Your task:
Within the records below, find each line that holds the string "screenshot", then copy it.

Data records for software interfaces
::::

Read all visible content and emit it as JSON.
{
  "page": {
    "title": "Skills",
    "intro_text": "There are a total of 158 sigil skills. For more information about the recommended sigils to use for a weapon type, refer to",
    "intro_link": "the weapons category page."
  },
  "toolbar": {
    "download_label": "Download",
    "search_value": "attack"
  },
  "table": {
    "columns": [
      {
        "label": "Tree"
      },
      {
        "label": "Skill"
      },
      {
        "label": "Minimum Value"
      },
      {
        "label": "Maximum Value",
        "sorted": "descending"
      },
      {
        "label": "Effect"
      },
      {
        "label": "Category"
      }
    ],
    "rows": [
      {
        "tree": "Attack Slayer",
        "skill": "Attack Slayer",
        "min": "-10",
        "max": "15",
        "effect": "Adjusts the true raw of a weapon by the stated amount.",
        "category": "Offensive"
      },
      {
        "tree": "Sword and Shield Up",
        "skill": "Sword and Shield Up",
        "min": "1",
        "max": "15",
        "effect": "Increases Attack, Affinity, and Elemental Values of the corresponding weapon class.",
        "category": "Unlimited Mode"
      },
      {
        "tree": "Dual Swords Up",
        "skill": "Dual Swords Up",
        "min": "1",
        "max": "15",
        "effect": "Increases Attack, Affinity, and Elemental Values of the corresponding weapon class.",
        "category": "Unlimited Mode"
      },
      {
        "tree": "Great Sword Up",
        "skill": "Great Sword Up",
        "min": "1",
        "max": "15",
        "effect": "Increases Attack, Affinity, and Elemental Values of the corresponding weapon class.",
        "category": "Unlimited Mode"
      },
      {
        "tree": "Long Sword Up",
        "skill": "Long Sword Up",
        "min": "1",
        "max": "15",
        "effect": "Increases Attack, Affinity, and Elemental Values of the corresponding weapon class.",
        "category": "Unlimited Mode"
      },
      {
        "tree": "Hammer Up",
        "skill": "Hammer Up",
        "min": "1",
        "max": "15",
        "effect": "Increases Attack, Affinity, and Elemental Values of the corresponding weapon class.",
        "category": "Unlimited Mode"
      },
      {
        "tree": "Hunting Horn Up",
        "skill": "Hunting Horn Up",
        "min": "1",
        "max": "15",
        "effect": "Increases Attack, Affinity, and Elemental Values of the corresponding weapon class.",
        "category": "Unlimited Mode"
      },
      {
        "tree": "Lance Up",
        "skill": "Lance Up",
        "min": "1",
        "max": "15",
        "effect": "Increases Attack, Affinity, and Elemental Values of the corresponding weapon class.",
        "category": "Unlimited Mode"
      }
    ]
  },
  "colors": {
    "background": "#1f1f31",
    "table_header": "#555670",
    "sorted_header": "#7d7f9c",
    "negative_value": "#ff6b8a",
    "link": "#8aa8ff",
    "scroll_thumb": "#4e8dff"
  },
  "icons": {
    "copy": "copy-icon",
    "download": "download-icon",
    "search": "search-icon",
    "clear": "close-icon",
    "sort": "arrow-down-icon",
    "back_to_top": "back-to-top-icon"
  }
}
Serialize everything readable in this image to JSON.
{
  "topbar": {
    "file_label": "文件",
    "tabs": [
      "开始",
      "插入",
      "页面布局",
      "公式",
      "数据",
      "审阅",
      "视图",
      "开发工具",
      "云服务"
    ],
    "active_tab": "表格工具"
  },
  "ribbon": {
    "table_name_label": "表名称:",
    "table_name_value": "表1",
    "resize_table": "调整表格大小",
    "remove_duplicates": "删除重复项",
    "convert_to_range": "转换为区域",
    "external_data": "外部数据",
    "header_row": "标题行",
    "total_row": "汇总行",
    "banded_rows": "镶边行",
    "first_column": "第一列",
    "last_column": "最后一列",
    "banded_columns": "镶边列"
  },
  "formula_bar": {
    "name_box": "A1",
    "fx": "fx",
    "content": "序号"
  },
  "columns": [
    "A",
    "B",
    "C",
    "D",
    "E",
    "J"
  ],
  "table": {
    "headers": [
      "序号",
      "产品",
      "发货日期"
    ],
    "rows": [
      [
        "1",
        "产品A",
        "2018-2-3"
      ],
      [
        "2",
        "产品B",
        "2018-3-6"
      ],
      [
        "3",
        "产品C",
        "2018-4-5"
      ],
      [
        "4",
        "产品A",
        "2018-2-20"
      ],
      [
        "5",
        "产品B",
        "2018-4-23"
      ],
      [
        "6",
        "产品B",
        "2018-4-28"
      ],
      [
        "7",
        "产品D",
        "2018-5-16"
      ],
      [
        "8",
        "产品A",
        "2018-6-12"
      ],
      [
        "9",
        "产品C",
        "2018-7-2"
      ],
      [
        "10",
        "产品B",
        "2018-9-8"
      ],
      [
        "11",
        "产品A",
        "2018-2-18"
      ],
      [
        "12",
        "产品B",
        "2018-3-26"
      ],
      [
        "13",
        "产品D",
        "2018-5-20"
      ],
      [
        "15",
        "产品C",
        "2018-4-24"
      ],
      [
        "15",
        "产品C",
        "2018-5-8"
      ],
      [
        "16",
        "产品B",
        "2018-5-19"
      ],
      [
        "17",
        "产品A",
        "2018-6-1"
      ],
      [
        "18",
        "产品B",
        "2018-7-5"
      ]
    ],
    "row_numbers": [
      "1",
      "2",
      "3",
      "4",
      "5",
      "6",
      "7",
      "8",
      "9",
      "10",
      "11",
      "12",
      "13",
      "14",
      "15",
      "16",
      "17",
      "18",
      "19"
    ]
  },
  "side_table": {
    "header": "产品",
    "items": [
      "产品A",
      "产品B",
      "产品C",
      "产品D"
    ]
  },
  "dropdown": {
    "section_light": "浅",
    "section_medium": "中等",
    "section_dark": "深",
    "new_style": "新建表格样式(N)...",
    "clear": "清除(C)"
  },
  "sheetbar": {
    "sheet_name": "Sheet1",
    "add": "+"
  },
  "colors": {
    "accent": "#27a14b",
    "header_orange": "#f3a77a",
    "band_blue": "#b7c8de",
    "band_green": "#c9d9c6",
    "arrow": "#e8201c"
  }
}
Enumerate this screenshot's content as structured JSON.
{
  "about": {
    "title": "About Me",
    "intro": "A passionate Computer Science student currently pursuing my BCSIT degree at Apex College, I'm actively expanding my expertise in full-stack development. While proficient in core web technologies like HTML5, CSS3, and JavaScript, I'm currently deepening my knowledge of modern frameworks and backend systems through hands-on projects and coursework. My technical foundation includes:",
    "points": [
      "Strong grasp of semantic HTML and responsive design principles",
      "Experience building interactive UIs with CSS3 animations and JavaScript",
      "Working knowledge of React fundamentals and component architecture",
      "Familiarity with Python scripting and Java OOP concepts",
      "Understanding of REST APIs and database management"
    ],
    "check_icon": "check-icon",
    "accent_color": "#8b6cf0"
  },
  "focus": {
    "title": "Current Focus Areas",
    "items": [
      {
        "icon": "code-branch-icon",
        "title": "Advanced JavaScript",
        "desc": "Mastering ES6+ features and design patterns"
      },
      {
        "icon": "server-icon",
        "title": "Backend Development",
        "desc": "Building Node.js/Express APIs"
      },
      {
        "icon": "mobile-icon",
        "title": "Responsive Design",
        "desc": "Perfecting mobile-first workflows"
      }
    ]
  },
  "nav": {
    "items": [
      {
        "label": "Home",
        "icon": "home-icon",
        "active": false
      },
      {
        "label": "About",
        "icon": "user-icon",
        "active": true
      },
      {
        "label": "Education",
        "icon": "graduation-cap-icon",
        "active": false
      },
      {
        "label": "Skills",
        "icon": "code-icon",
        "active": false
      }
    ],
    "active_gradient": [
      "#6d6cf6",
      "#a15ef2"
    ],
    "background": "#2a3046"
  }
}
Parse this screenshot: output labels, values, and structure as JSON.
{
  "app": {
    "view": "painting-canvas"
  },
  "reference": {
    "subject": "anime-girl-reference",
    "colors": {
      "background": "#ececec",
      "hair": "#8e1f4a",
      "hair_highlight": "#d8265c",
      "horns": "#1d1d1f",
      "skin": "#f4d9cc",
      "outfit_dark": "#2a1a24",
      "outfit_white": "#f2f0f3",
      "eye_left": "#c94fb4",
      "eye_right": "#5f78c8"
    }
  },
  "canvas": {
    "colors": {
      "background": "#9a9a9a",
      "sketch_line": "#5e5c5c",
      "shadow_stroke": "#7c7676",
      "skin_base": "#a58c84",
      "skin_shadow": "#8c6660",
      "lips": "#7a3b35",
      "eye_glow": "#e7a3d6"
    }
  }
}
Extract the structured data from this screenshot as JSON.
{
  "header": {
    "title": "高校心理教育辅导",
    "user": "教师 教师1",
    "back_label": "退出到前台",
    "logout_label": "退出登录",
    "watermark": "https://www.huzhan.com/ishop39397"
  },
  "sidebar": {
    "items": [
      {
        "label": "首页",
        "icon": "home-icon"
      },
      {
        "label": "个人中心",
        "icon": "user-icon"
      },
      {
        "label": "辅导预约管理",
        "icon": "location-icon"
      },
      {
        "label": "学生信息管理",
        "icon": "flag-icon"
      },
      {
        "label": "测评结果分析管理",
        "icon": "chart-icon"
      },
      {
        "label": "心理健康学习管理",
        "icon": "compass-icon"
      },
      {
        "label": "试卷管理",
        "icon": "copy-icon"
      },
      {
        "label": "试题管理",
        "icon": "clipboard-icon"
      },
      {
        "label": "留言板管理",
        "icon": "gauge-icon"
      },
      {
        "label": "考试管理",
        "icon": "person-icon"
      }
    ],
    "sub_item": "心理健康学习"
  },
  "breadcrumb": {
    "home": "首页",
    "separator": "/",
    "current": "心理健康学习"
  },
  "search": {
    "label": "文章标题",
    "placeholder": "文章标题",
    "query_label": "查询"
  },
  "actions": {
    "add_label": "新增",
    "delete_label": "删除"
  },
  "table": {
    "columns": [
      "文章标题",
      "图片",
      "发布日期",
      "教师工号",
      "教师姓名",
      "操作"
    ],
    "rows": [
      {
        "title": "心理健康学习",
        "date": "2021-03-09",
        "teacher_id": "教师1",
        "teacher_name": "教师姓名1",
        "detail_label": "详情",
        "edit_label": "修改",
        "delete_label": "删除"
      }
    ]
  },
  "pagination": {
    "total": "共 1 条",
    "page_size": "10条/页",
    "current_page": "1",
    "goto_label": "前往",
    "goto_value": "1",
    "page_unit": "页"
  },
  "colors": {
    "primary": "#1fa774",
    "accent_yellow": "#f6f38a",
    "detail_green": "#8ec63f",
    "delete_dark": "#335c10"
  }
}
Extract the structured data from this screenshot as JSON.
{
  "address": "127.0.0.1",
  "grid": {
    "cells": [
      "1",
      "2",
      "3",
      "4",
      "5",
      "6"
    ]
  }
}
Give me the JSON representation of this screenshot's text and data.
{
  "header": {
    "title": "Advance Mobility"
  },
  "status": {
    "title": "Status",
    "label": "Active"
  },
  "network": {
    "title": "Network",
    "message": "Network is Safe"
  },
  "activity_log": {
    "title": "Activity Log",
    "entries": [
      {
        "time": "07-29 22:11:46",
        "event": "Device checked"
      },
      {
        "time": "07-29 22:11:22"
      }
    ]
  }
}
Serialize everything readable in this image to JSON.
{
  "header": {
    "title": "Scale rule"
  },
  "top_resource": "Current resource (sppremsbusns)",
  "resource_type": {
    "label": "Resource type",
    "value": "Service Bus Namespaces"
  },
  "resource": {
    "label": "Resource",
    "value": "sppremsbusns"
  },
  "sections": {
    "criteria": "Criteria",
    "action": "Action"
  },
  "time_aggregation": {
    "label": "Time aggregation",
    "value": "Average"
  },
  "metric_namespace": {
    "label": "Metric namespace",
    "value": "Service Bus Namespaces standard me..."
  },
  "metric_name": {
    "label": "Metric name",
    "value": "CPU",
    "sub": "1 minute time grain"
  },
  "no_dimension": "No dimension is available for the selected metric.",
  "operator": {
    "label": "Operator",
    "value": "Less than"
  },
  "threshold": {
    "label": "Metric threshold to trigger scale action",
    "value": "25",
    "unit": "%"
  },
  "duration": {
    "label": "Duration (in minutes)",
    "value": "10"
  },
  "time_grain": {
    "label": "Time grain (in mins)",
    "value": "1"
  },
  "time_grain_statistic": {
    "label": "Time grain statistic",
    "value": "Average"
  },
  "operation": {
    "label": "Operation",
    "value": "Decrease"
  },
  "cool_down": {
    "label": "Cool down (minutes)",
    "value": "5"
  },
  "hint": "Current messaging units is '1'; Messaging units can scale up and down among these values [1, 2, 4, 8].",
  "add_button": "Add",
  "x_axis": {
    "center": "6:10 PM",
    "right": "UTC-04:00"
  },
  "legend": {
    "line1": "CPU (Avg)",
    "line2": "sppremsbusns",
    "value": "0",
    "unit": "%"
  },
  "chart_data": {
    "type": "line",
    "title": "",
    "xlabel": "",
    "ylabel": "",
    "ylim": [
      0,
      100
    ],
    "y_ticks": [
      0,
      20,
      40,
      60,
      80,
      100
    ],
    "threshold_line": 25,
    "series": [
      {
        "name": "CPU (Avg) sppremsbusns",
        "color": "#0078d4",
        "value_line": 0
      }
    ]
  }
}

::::

Your solution:
Enumerate this screenshot's content as structured JSON.
Parse this screenshot: output labels, values, and structure as JSON.
Extract the structured data from this screenshot as JSON.
Extract the structured data from this screenshot as JSON.
Give me the JSON representation of this screenshot's text and data.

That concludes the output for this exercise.